Film Maula Jatt was commercially successful in the 1980s and celebrated its Diamond Jubilee at the cinemas and the box office. Over the years, the movie has been able to attain cult status.[2] It spawned a number of sequels, becoming the first-ever successful unofficial franchise for a Lollywood title. Maula Jat's success spawned Maula Jat tey Noorie Nut as well as Maula Jat in London and continues to influence popular culture.[6] It was also remade in Hindi as Jeene Nahi Doonga. Productions such as the 2002 play Jatt and Bond use Maula Jatt as their "inspiration".


Bilal Lashari, the director of Waar (2013) expressed interest in directing a remake of Maula Jatt. On the remake, he commented, "My version of Maula Jatt will be a visual epic, with less dialogue and many captivating moments. It will be a dark but stylised take on Pakistan’s original film genre."[7] The Legend of Maula Jatt, set to release in 2019, was delayed to October 2022 due to COVID-19.

Banning of the movie by the governmentEdit

It is said that this film was banned because of violence, but later this ban was lifted.[6][2]


The songs were composed by Master Inayat Hussain.
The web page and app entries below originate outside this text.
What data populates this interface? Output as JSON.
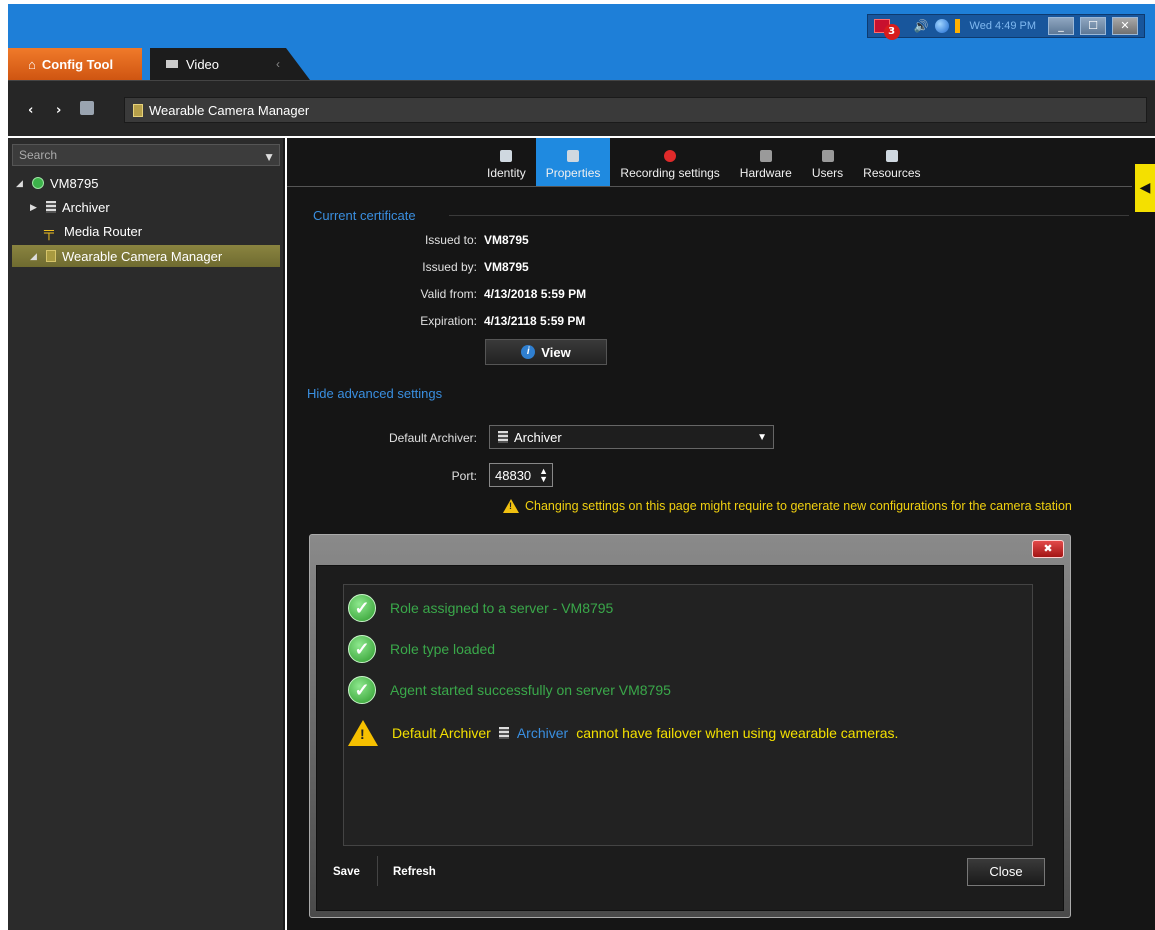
{
  "tray": {
    "alert_count": "3",
    "time": "Wed 4:49 PM"
  },
  "tabs": {
    "config_tool": "Config Tool",
    "video": "Video"
  },
  "breadcrumb": {
    "current": "Wearable Camera Manager"
  },
  "sidebar": {
    "search_placeholder": "Search",
    "tree": [
      {
        "label": "VM8795"
      },
      {
        "label": "Archiver"
      },
      {
        "label": "Media Router"
      },
      {
        "label": "Wearable Camera Manager"
      }
    ]
  },
  "toptabs": [
    {
      "label": "Identity"
    },
    {
      "label": "Properties"
    },
    {
      "label": "Recording settings"
    },
    {
      "label": "Hardware"
    },
    {
      "label": "Users"
    },
    {
      "label": "Resources"
    }
  ],
  "certificate": {
    "section_title": "Current certificate",
    "issued_to_label": "Issued to:",
    "issued_to": "VM8795",
    "issued_by_label": "Issued by:",
    "issued_by": "VM8795",
    "valid_from_label": "Valid from:",
    "valid_from": "4/13/2018 5:59 PM",
    "expiration_label": "Expiration:",
    "expiration": "4/13/2118 5:59 PM",
    "view_button": "View"
  },
  "advanced": {
    "toggle_label": "Hide advanced settings",
    "default_archiver_label": "Default Archiver:",
    "default_archiver_value": "Archiver",
    "port_label": "Port:",
    "port_value": "48830",
    "warning": "Changing settings on this page might require to generate new configurations for the camera station"
  },
  "dialog": {
    "messages": [
      {
        "type": "ok",
        "text": "Role assigned to a server - VM8795"
      },
      {
        "type": "ok",
        "text": "Role type loaded"
      },
      {
        "type": "ok",
        "text": "Agent started successfully on server VM8795"
      }
    ],
    "warning_prefix": "Default Archiver",
    "warning_link": "Archiver",
    "warning_suffix": "cannot have failover when using wearable cameras.",
    "save_button": "Save",
    "refresh_button": "Refresh",
    "close_button": "Close"
  }
}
These were sung by some very popular singers: Noor Jehan, Mehnaz, Inayat Hussain Bhatti, Alam Lohar, Shaukat Ali and Ghulam Ali.

The soundtrack consisted of the following songs:


  1. ^ At the end of Wehshi Jatt he had buried his Gandasa at the grave of his friend Roshna, who had tried to keep him from violence and whose murder resulted in Maula Jatt's killing spree at the end of Wehshi Jatt.


  1. ^ a b Sher Khan (28 February 2013). "Films like Maula Jatt changed Lollywood forever, says Sarwar Bhatti". The Express Tribune (newspaper). Retrieved 6 June 2019.
  2. ^ a b c d e Hari Narayan (8 March 2019). "The mythopoeia of a machete (Maula Jatt is to Pakistan what Sholay is to India)". The Hindu (newspaper). Retrieved 9 November 2020.
  3. ^ a b c d e (Yousuf Mehmood) 9 Most Iconic Films in the History Of Pakistani cinema Pakistani Cinema website, Published 17 May 2019, Retrieved 9 November 2020
  4. ^ a b c Nate Rabe (15 January 2019). "Severed limbs and rivers of blood: The film that inspired Fawad Khan's 'The Legend of Maula Jatt'". website. Retrieved 24 December 2021.
  5. ^ "Maula Jatt". Pakistan Film Magazine. Retrieved 1 January 2023.
  6. ^ a b Omar Khan (22 April 2001). "Maula Jat (Director's Cut) (1979)". The Hotspot Online website. Archived from the original on 6 August 2012. Retrieved 6 June 2019.
  7. ^ Rafay Mahmood (14 December 2013). "Bilal Lashari's next project: A multi-million dollar remake of Maula Jatt". The Express Tribune (newspaper). Retrieved 6 June 2019.

Further readingEdit

  • Ayres, Alyssa. 2009. Speaking Like a State. Language and Nationalism in Pakistan. Cambridge University Press. (Chapter 5: The case of Punjab, part II: popular culture, pp. 87–104).

External linksEdit